While these issues have remained important in Ju/’hoansi studies, and more broadly in hunter-gatherer research, a revisionist debate began in the 1980s that has shifted the focus of many anthropologists increasingly onto historical investigations. With an increase of the interdisciplinary involvement of archaeologists, studies of societies such as the Ju/’hoansi have favored, as Guenther explains, “dynamic historical explanations over static ecological or structural ones” (p.375).
The revisionists have challenged the earlier views of the ecologists that the hunter-gatherers live in societies characterized by an egalitarianism and openness that differs from the conditions in other more complex societies. The revisionists dismiss these arguments as delusion and utopian fancies, the wishful thinking of Westerners produced by their counter-culture ideas formed in the 1960s and 1970s.
Instead, the revisionists view societies such as the Ju/’hoansi, and many others, simply as examples of people living on the margins of state societies. This deconstructionist approach has produced much debate in the pages of anthropology journals. But Guenther argues that the heated professional discussions have introduced a lot of revitalizing ideas into this sub-field of anthropology. The important point, to the author, is that the whole revisionist debate has emphasized a historical approach for understanding societies, an emphasis which he feels has been long needed.

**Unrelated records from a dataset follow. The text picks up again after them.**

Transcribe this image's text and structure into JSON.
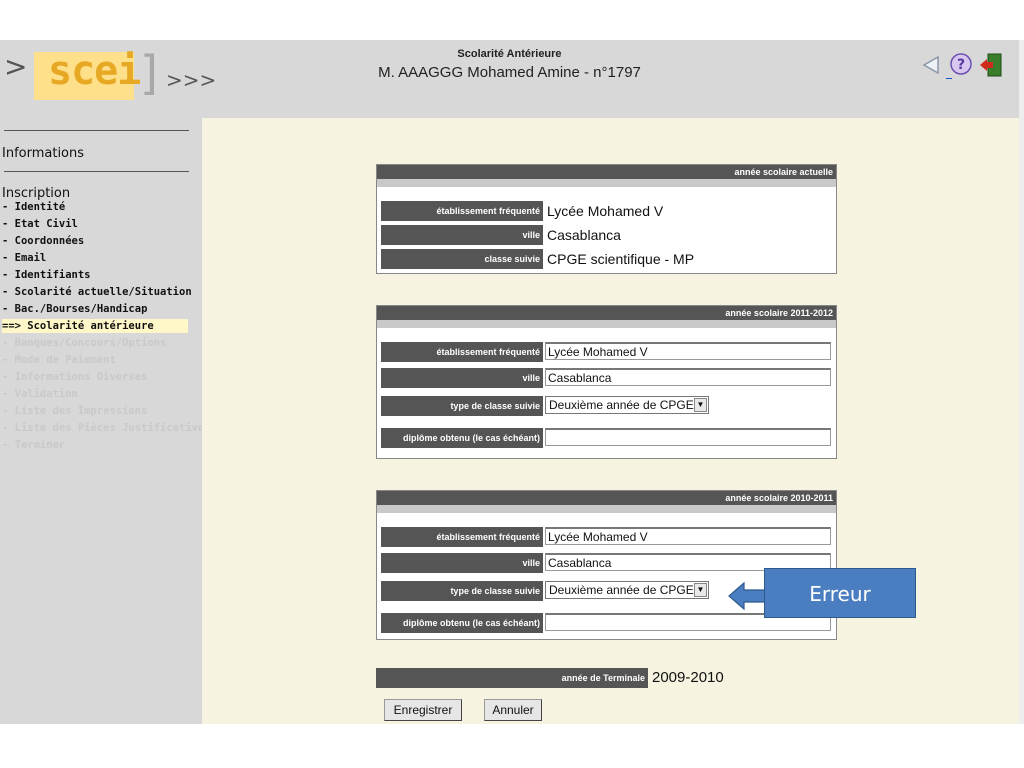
{
  "logo": {
    "open": "[",
    "word": "scei",
    "close": "]",
    "left": ">",
    "chevrons": ">>>"
  },
  "header": {
    "subtitle": "Scolarité Antérieure",
    "name": "M. AAAGGG Mohamed Amine - n°1797"
  },
  "sidebar": {
    "informations": "Informations",
    "inscription": "Inscription",
    "items": [
      {
        "label": "-  Identité",
        "state": "active"
      },
      {
        "label": "-  Etat Civil",
        "state": "active"
      },
      {
        "label": "-  Coordonnées",
        "state": "active"
      },
      {
        "label": "-  Email",
        "state": "active"
      },
      {
        "label": "-  Identifiants",
        "state": "active"
      },
      {
        "label": "-  Scolarité actuelle/Situation",
        "state": "active"
      },
      {
        "label": "-  Bac./Bourses/Handicap",
        "state": "active"
      },
      {
        "label": "==>  Scolarité antérieure",
        "state": "current"
      },
      {
        "label": "-  Banques/Concours/Options",
        "state": "disabled"
      },
      {
        "label": "-  Mode de Paiement",
        "state": "disabled"
      },
      {
        "label": "-  Informations Diverses",
        "state": "disabled"
      },
      {
        "label": "-  Validation",
        "state": "disabled"
      },
      {
        "label": "-  Liste des Impressions",
        "state": "disabled"
      },
      {
        "label": "-  Liste des Pièces Justificatives",
        "state": "disabled"
      },
      {
        "label": "-  Terminer",
        "state": "disabled"
      }
    ]
  },
  "current_year": {
    "title": "année scolaire actuelle",
    "etab_label": "établissement fréquenté",
    "etab": "Lycée Mohamed V",
    "ville_label": "ville",
    "ville": "Casablanca",
    "classe_label": "classe suivie",
    "classe": "CPGE scientifique - MP"
  },
  "year_2011": {
    "title": "année scolaire 2011-2012",
    "etab_label": "établissement fréquenté",
    "etab": "Lycée Mohamed V",
    "ville_label": "ville",
    "ville": "Casablanca",
    "type_label": "type de classe suivie",
    "type": "Deuxième année de CPGE",
    "diplome_label": "diplôme obtenu (le cas échéant)",
    "diplome": ""
  },
  "year_2010": {
    "title": "année scolaire 2010-2011",
    "etab_label": "établissement fréquenté",
    "etab": "Lycée Mohamed V",
    "ville_label": "ville",
    "ville": "Casablanca",
    "type_label": "type de classe suivie",
    "type": "Deuxième année de CPGE",
    "diplome_label": "diplôme obtenu (le cas échéant)",
    "diplome": ""
  },
  "terminale": {
    "label": "année de Terminale",
    "value": "2009-2010"
  },
  "buttons": {
    "save": "Enregistrer",
    "cancel": "Annuler"
  },
  "callout": {
    "text": "Erreur",
    "color": "#4a7ec0"
  },
  "icons": [
    "back-icon",
    "help-icon",
    "exit-icon"
  ]
}
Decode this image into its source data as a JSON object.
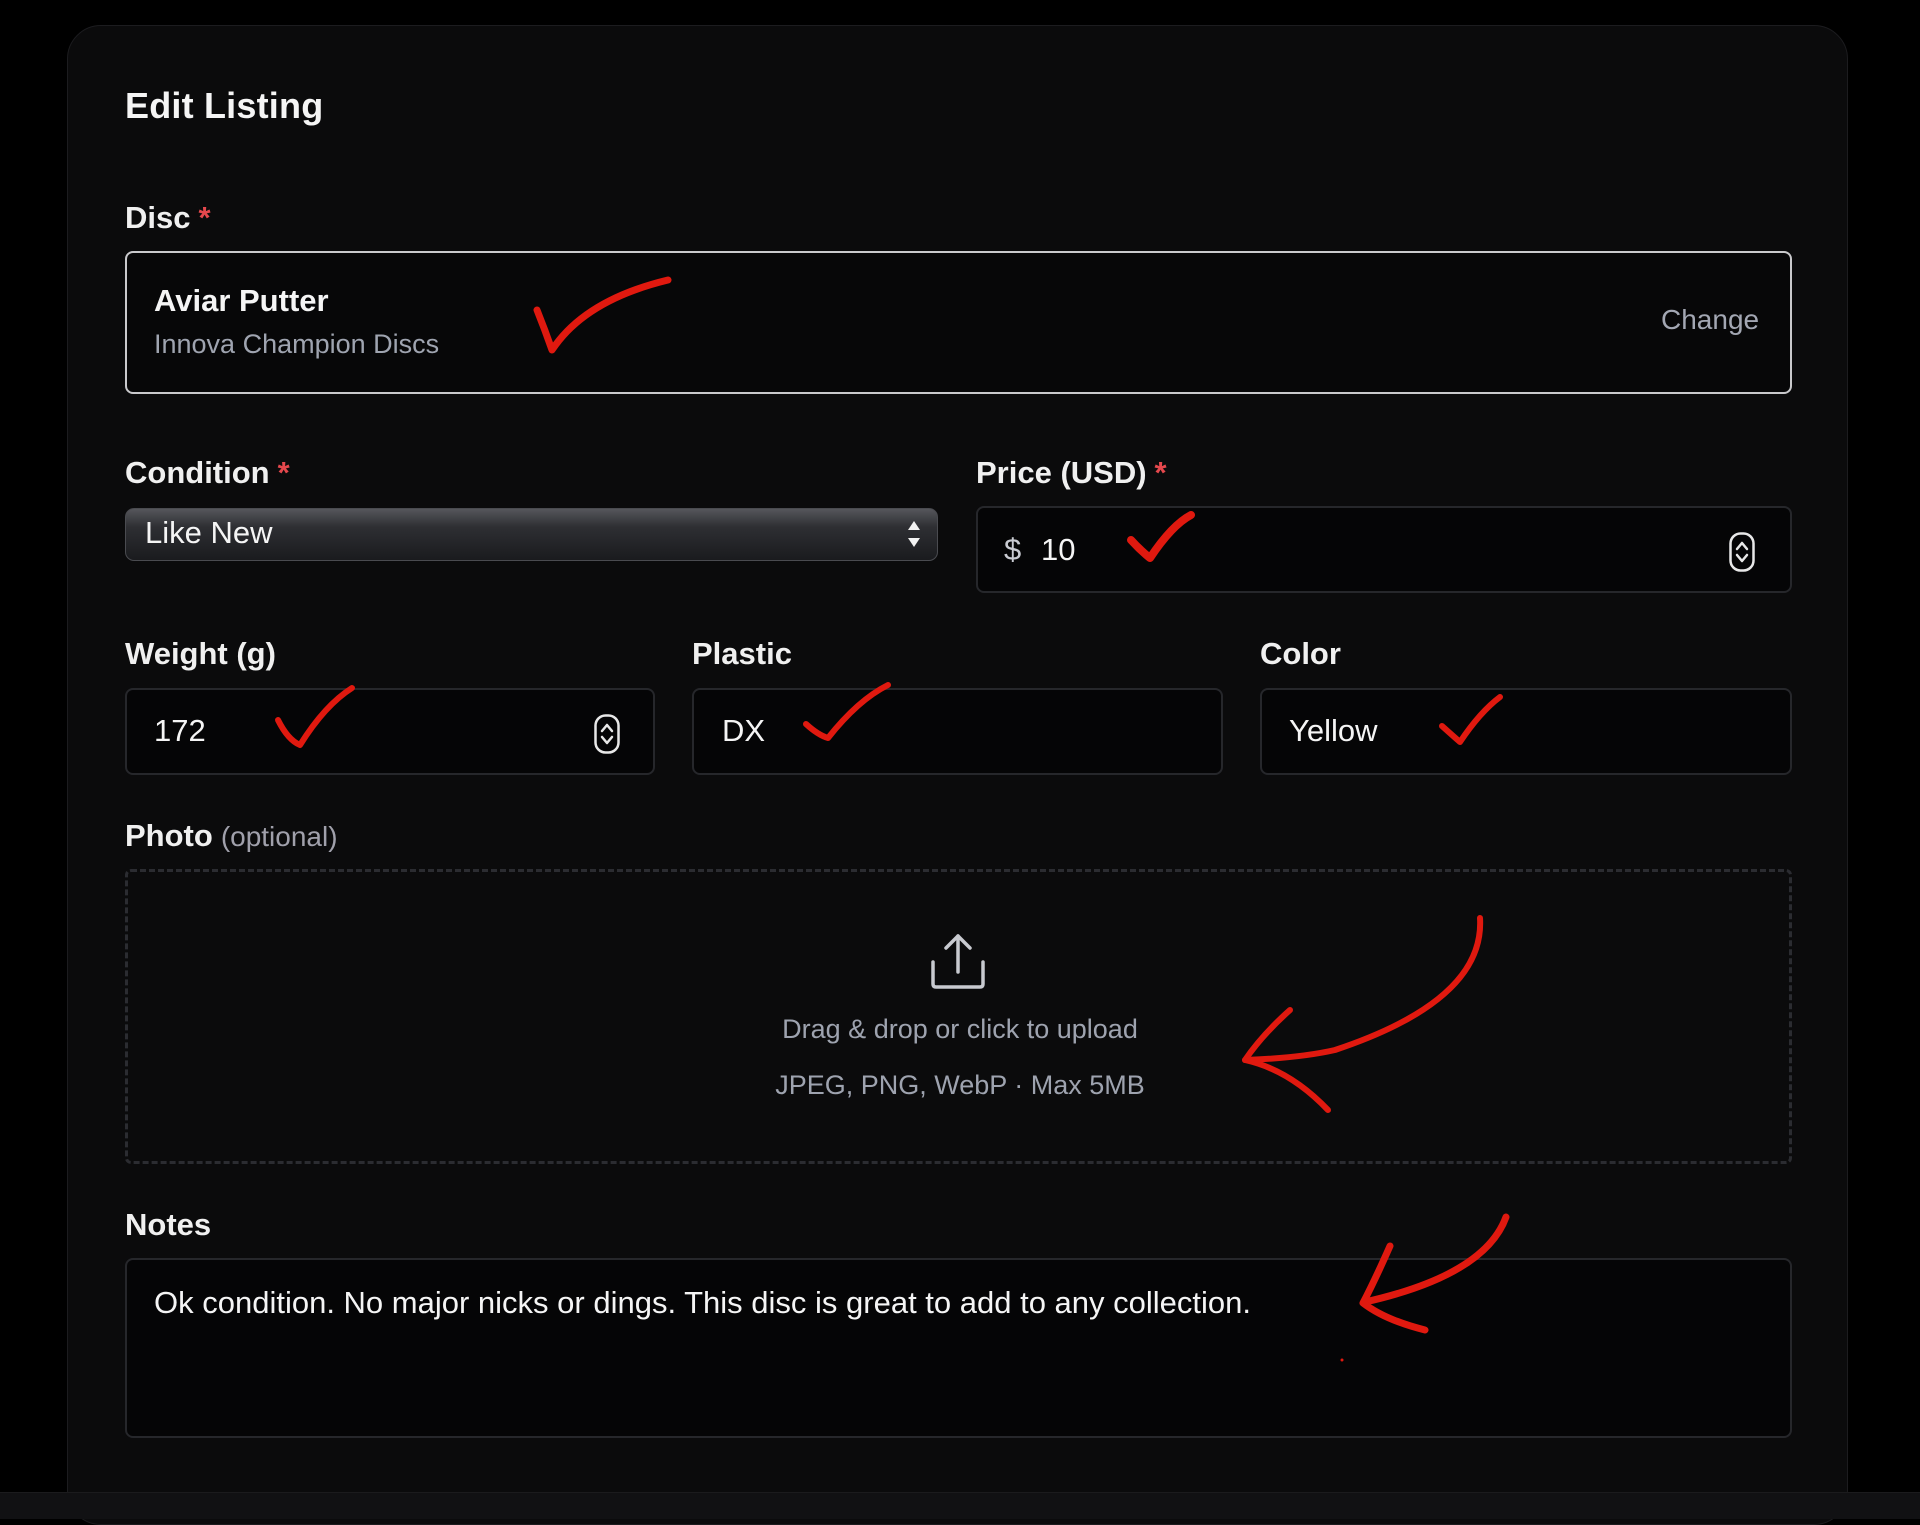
{
  "form": {
    "title": "Edit Listing",
    "required_mark": "*"
  },
  "disc": {
    "label": "Disc",
    "name": "Aviar Putter",
    "manufacturer": "Innova Champion Discs",
    "change_label": "Change"
  },
  "condition": {
    "label": "Condition",
    "value": "Like New"
  },
  "price": {
    "label": "Price (USD)",
    "currency_symbol": "$",
    "value": "10"
  },
  "weight": {
    "label": "Weight (g)",
    "value": "172"
  },
  "plastic": {
    "label": "Plastic",
    "value": "DX"
  },
  "color": {
    "label": "Color",
    "value": "Yellow"
  },
  "photo": {
    "label": "Photo",
    "optional_label": "(optional)",
    "upload_prompt": "Drag & drop or click to upload",
    "upload_hint": "JPEG, PNG, WebP · Max 5MB"
  },
  "notes": {
    "label": "Notes",
    "value": "Ok condition. No major nicks or dings. This disc is great to add to any collection."
  },
  "colors": {
    "background": "#000000",
    "card": "#0b0b0c",
    "required": "#e5484d",
    "annotation": "#e0190f",
    "muted_text": "#9fa4b0"
  },
  "icons": {
    "upload": "upload-icon",
    "select": "chevron-up-down-icon",
    "stepper": "stepper-icon",
    "annotation_check": "check-mark-icon",
    "annotation_arrow": "arrow-icon"
  }
}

The revisionists have also argued that the early studies of the Ju/’hoansi, and the other San societies, allowed discrepancies to occur in some scholarly publications. There were inherent ambiguities and contradictions in these societies: they were not as peaceful or as utopian as some writers had maintained. Some reports suggested that the Ju/’hoansi experienced high levels of violence, conditions that other scholars may not have observed.

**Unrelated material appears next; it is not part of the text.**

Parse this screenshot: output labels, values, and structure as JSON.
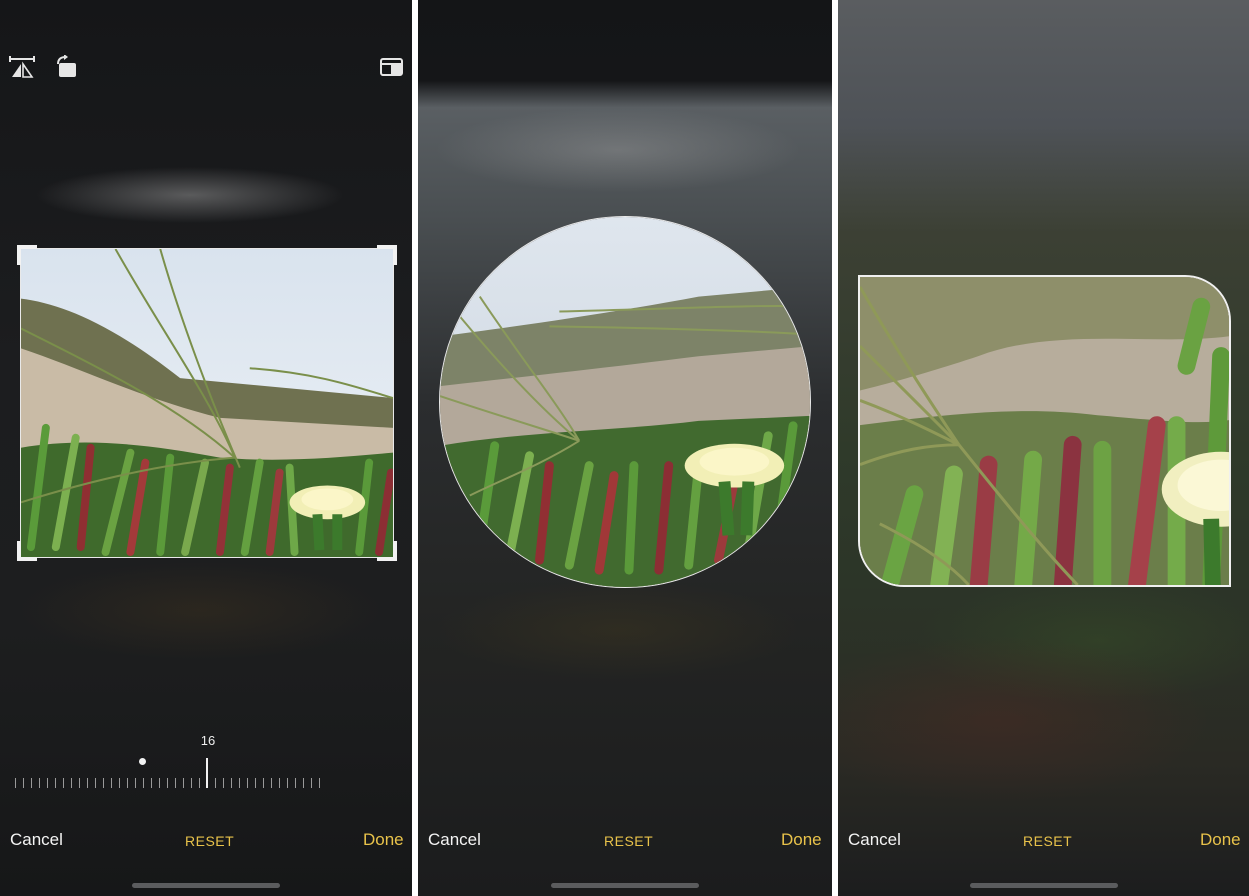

Furthermore, the sharing that occurred may not have been as harmonious as portrayed—it may have been quite a contentious aspect of their lives. Sharing in the San societies may have precipitated tension rather than ameliorated it. But Guenther summarizes that “this less rosy side of hunter-gatherers” should be viewed as a complement to the earlier, perhaps overly romanticized, view of the Ju/’hoansi, not necessarily as an alternative to it.

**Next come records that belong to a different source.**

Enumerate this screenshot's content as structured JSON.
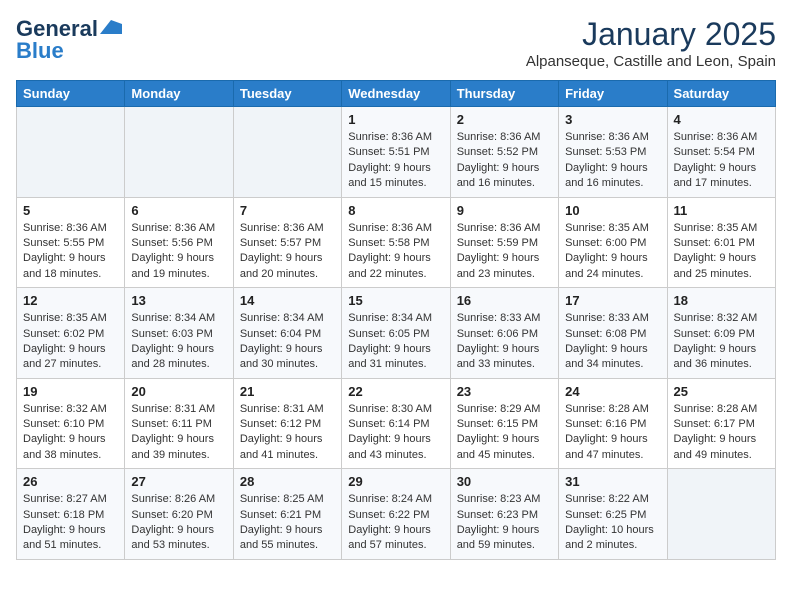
{
  "logo": {
    "line1": "General",
    "line2": "Blue"
  },
  "title": "January 2025",
  "subtitle": "Alpanseque, Castille and Leon, Spain",
  "weekdays": [
    "Sunday",
    "Monday",
    "Tuesday",
    "Wednesday",
    "Thursday",
    "Friday",
    "Saturday"
  ],
  "weeks": [
    [
      {
        "day": "",
        "info": ""
      },
      {
        "day": "",
        "info": ""
      },
      {
        "day": "",
        "info": ""
      },
      {
        "day": "1",
        "info": "Sunrise: 8:36 AM\nSunset: 5:51 PM\nDaylight: 9 hours\nand 15 minutes."
      },
      {
        "day": "2",
        "info": "Sunrise: 8:36 AM\nSunset: 5:52 PM\nDaylight: 9 hours\nand 16 minutes."
      },
      {
        "day": "3",
        "info": "Sunrise: 8:36 AM\nSunset: 5:53 PM\nDaylight: 9 hours\nand 16 minutes."
      },
      {
        "day": "4",
        "info": "Sunrise: 8:36 AM\nSunset: 5:54 PM\nDaylight: 9 hours\nand 17 minutes."
      }
    ],
    [
      {
        "day": "5",
        "info": "Sunrise: 8:36 AM\nSunset: 5:55 PM\nDaylight: 9 hours\nand 18 minutes."
      },
      {
        "day": "6",
        "info": "Sunrise: 8:36 AM\nSunset: 5:56 PM\nDaylight: 9 hours\nand 19 minutes."
      },
      {
        "day": "7",
        "info": "Sunrise: 8:36 AM\nSunset: 5:57 PM\nDaylight: 9 hours\nand 20 minutes."
      },
      {
        "day": "8",
        "info": "Sunrise: 8:36 AM\nSunset: 5:58 PM\nDaylight: 9 hours\nand 22 minutes."
      },
      {
        "day": "9",
        "info": "Sunrise: 8:36 AM\nSunset: 5:59 PM\nDaylight: 9 hours\nand 23 minutes."
      },
      {
        "day": "10",
        "info": "Sunrise: 8:35 AM\nSunset: 6:00 PM\nDaylight: 9 hours\nand 24 minutes."
      },
      {
        "day": "11",
        "info": "Sunrise: 8:35 AM\nSunset: 6:01 PM\nDaylight: 9 hours\nand 25 minutes."
      }
    ],
    [
      {
        "day": "12",
        "info": "Sunrise: 8:35 AM\nSunset: 6:02 PM\nDaylight: 9 hours\nand 27 minutes."
      },
      {
        "day": "13",
        "info": "Sunrise: 8:34 AM\nSunset: 6:03 PM\nDaylight: 9 hours\nand 28 minutes."
      },
      {
        "day": "14",
        "info": "Sunrise: 8:34 AM\nSunset: 6:04 PM\nDaylight: 9 hours\nand 30 minutes."
      },
      {
        "day": "15",
        "info": "Sunrise: 8:34 AM\nSunset: 6:05 PM\nDaylight: 9 hours\nand 31 minutes."
      },
      {
        "day": "16",
        "info": "Sunrise: 8:33 AM\nSunset: 6:06 PM\nDaylight: 9 hours\nand 33 minutes."
      },
      {
        "day": "17",
        "info": "Sunrise: 8:33 AM\nSunset: 6:08 PM\nDaylight: 9 hours\nand 34 minutes."
      },
      {
        "day": "18",
        "info": "Sunrise: 8:32 AM\nSunset: 6:09 PM\nDaylight: 9 hours\nand 36 minutes."
      }
    ],
    [
      {
        "day": "19",
        "info": "Sunrise: 8:32 AM\nSunset: 6:10 PM\nDaylight: 9 hours\nand 38 minutes."
      },
      {
        "day": "20",
        "info": "Sunrise: 8:31 AM\nSunset: 6:11 PM\nDaylight: 9 hours\nand 39 minutes."
      },
      {
        "day": "21",
        "info": "Sunrise: 8:31 AM\nSunset: 6:12 PM\nDaylight: 9 hours\nand 41 minutes."
      },
      {
        "day": "22",
        "info": "Sunrise: 8:30 AM\nSunset: 6:14 PM\nDaylight: 9 hours\nand 43 minutes."
      },
      {
        "day": "23",
        "info": "Sunrise: 8:29 AM\nSunset: 6:15 PM\nDaylight: 9 hours\nand 45 minutes."
      },
      {
        "day": "24",
        "info": "Sunrise: 8:28 AM\nSunset: 6:16 PM\nDaylight: 9 hours\nand 47 minutes."
      },
      {
        "day": "25",
        "info": "Sunrise: 8:28 AM\nSunset: 6:17 PM\nDaylight: 9 hours\nand 49 minutes."
      }
    ],
    [
      {
        "day": "26",
        "info": "Sunrise: 8:27 AM\nSunset: 6:18 PM\nDaylight: 9 hours\nand 51 minutes."
      },
      {
        "day": "27",
        "info": "Sunrise: 8:26 AM\nSunset: 6:20 PM\nDaylight: 9 hours\nand 53 minutes."
      },
      {
        "day": "28",
        "info": "Sunrise: 8:25 AM\nSunset: 6:21 PM\nDaylight: 9 hours\nand 55 minutes."
      },
      {
        "day": "29",
        "info": "Sunrise: 8:24 AM\nSunset: 6:22 PM\nDaylight: 9 hours\nand 57 minutes."
      },
      {
        "day": "30",
        "info": "Sunrise: 8:23 AM\nSunset: 6:23 PM\nDaylight: 9 hours\nand 59 minutes."
      },
      {
        "day": "31",
        "info": "Sunrise: 8:22 AM\nSunset: 6:25 PM\nDaylight: 10 hours\nand 2 minutes."
      },
      {
        "day": "",
        "info": ""
      }
    ]
  ]
}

One of the recent developments in the field of hunter-gatherer studies has been the involvement of the people themselves in the research. The anthropologist today may carry out research on the initiative of a political interest group of the people themselves or an NGO involved with them. Beyond that, the hunter-gatherers are becoming involved in the actual investigations. Many are no longer willing to be passive subjects of someone else’s research.
Thus, in many cases, research is no longer about them, it is for them and, increasingly, with them. The foraging peoples (or post-foragers as the case may be) are becoming politically tuned, educated, and quite aware of their roles in their broader societies and nation-states. They may be quite critical of the attitudes of some scholars that they are victims of power plays and of the vagaries of global capitalist enterprises. Many want their own perspectives and needs to prevail over those of outside scholars.
Some partisans of these anthropological culture wars may not agree with Guenther’s analysis, but for readers outside the field, he provides a useful overview of Ju/’hoansi and hunter-gather studies over the years. He pays little attention to the lesser-known, peaceful, foraging societies such as the Paliyans due to the fact that there is far less literature about them, but his review is quite useful in any case.
Guenther, Mathias. 2007. “Current Issues and Future Directions in Hunter-Gatherer Studies.” Anthropos 102: 371-388